All entries below are to be reproduced precisely as they stand, without the pictures.

□ □ □

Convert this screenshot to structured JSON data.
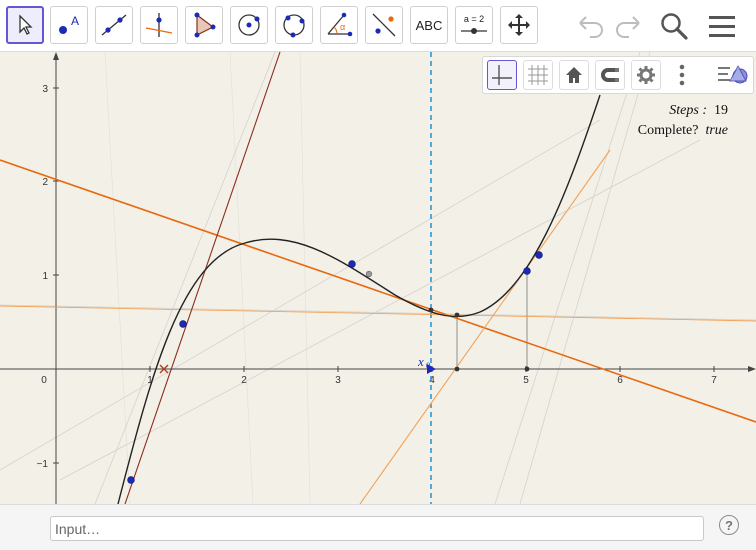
{
  "toolbar": {
    "tools": [
      {
        "name": "move"
      },
      {
        "name": "point",
        "label": "A"
      },
      {
        "name": "line"
      },
      {
        "name": "perpendicular-line"
      },
      {
        "name": "polygon"
      },
      {
        "name": "circle-center-point"
      },
      {
        "name": "circle-three-points"
      },
      {
        "name": "angle",
        "label": "α"
      },
      {
        "name": "reflect"
      },
      {
        "name": "text",
        "label": "ABC"
      },
      {
        "name": "slider",
        "label": "a = 2"
      },
      {
        "name": "move-graphics-view"
      }
    ]
  },
  "graphics": {
    "x_ticks": [
      "0",
      "1",
      "2",
      "3",
      "4",
      "5",
      "6",
      "7"
    ],
    "y_ticks": [
      "3",
      "2",
      "1",
      "−1"
    ],
    "x0_label": "x",
    "x0_sub": "0",
    "steps_label": "Steps :",
    "steps_value": "19",
    "complete_label": "Complete?",
    "complete_value": "true"
  },
  "colors": {
    "curve": "#222222",
    "tangent_main": "#e8690f",
    "tangent_light": "#f2a35a",
    "tangent_dark": "#8b2e1f",
    "point": "#1c2ab8",
    "dashed": "#1e8fd8",
    "background": "#f3f0e8"
  },
  "input": {
    "placeholder": "Input…"
  }
}
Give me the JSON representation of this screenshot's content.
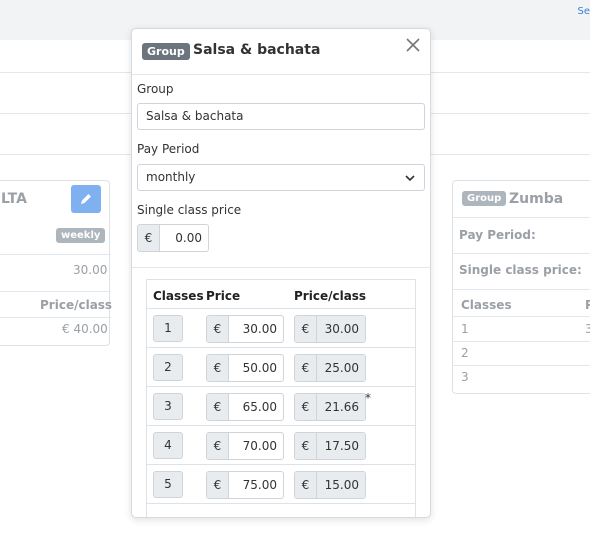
{
  "header": {
    "link_fragment": "Se"
  },
  "left_card": {
    "title_fragment": "LTA",
    "edit_icon": "pencil-icon",
    "period_badge": "weekly",
    "single_price": "30.00",
    "col_price_per_class": "Price/class",
    "row_price_per_class": "€ 40.00"
  },
  "right_card": {
    "badge": "Group",
    "title": "Zumba",
    "pay_period_label": "Pay Period:",
    "single_price_label": "Single class price:",
    "col_classes": "Classes",
    "col_price_fragment": "P",
    "rows": [
      "1",
      "2",
      "3"
    ],
    "row1_price_fragment": "3"
  },
  "modal": {
    "badge": "Group",
    "title": "Salsa & bachata",
    "close_icon": "close-icon",
    "group_label": "Group",
    "group_value": "Salsa & bachata",
    "pay_period_label": "Pay Period",
    "pay_period_value": "monthly",
    "single_price_label": "Single class price",
    "currency": "€",
    "single_price_value": "0.00",
    "table": {
      "headers": {
        "classes": "Classes",
        "price": "Price",
        "price_per_class": "Price/class"
      },
      "rows": [
        {
          "classes": "1",
          "price": "30.00",
          "price_per_class": "30.00",
          "note": ""
        },
        {
          "classes": "2",
          "price": "50.00",
          "price_per_class": "25.00",
          "note": ""
        },
        {
          "classes": "3",
          "price": "65.00",
          "price_per_class": "21.66",
          "note": "*"
        },
        {
          "classes": "4",
          "price": "70.00",
          "price_per_class": "17.50",
          "note": ""
        },
        {
          "classes": "5",
          "price": "75.00",
          "price_per_class": "15.00",
          "note": ""
        }
      ]
    }
  }
}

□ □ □

#### Response:
Convert this screenshot to structured JSON data.
{
  "toolbar": {
    "tools": [
      {
        "name": "move"
      },
      {
        "name": "point",
        "label": "A"
      },
      {
        "name": "line"
      },
      {
        "name": "perpendicular-line"
      },
      {
        "name": "polygon"
      },
      {
        "name": "circle-center-point"
      },
      {
        "name": "circle-three-points"
      },
      {
        "name": "angle",
        "label": "α"
      },
      {
        "name": "reflect"
      },
      {
        "name": "text",
        "label": "ABC"
      },
      {
        "name": "slider",
        "label": "a = 2"
      },
      {
        "name": "move-graphics-view"
      }
    ]
  },
  "graphics": {
    "x_ticks": [
      "0",
      "1",
      "2",
      "3",
      "4",
      "5",
      "6",
      "7"
    ],
    "y_ticks": [
      "3",
      "2",
      "1",
      "−1"
    ],
    "x0_label": "x",
    "x0_sub": "0",
    "steps_label": "Steps :",
    "steps_value": "19",
    "complete_label": "Complete?",
    "complete_value": "true"
  },
  "colors": {
    "curve": "#222222",
    "tangent_main": "#e8690f",
    "tangent_light": "#f2a35a",
    "tangent_dark": "#8b2e1f",
    "point": "#1c2ab8",
    "dashed": "#1e8fd8",
    "background": "#f3f0e8"
  },
  "input": {
    "placeholder": "Input…"
  }
}
Give me the JSON representation of this screenshot's content.
{
  "header": {
    "link_fragment": "Se"
  },
  "left_card": {
    "title_fragment": "LTA",
    "edit_icon": "pencil-icon",
    "period_badge": "weekly",
    "single_price": "30.00",
    "col_price_per_class": "Price/class",
    "row_price_per_class": "€ 40.00"
  },
  "right_card": {
    "badge": "Group",
    "title": "Zumba",
    "pay_period_label": "Pay Period:",
    "single_price_label": "Single class price:",
    "col_classes": "Classes",
    "col_price_fragment": "P",
    "rows": [
      "1",
      "2",
      "3"
    ],
    "row1_price_fragment": "3"
  },
  "modal": {
    "badge": "Group",
    "title": "Salsa & bachata",
    "close_icon": "close-icon",
    "group_label": "Group",
    "group_value": "Salsa & bachata",
    "pay_period_label": "Pay Period",
    "pay_period_value": "monthly",
    "single_price_label": "Single class price",
    "currency": "€",
    "single_price_value": "0.00",
    "table": {
      "headers": {
        "classes": "Classes",
        "price": "Price",
        "price_per_class": "Price/class"
      },
      "rows": [
        {
          "classes": "1",
          "price": "30.00",
          "price_per_class": "30.00",
          "note": ""
        },
        {
          "classes": "2",
          "price": "50.00",
          "price_per_class": "25.00",
          "note": ""
        },
        {
          "classes": "3",
          "price": "65.00",
          "price_per_class": "21.66",
          "note": "*"
        },
        {
          "classes": "4",
          "price": "70.00",
          "price_per_class": "17.50",
          "note": ""
        },
        {
          "classes": "5",
          "price": "75.00",
          "price_per_class": "15.00",
          "note": ""
        }
      ]
    }
  }
}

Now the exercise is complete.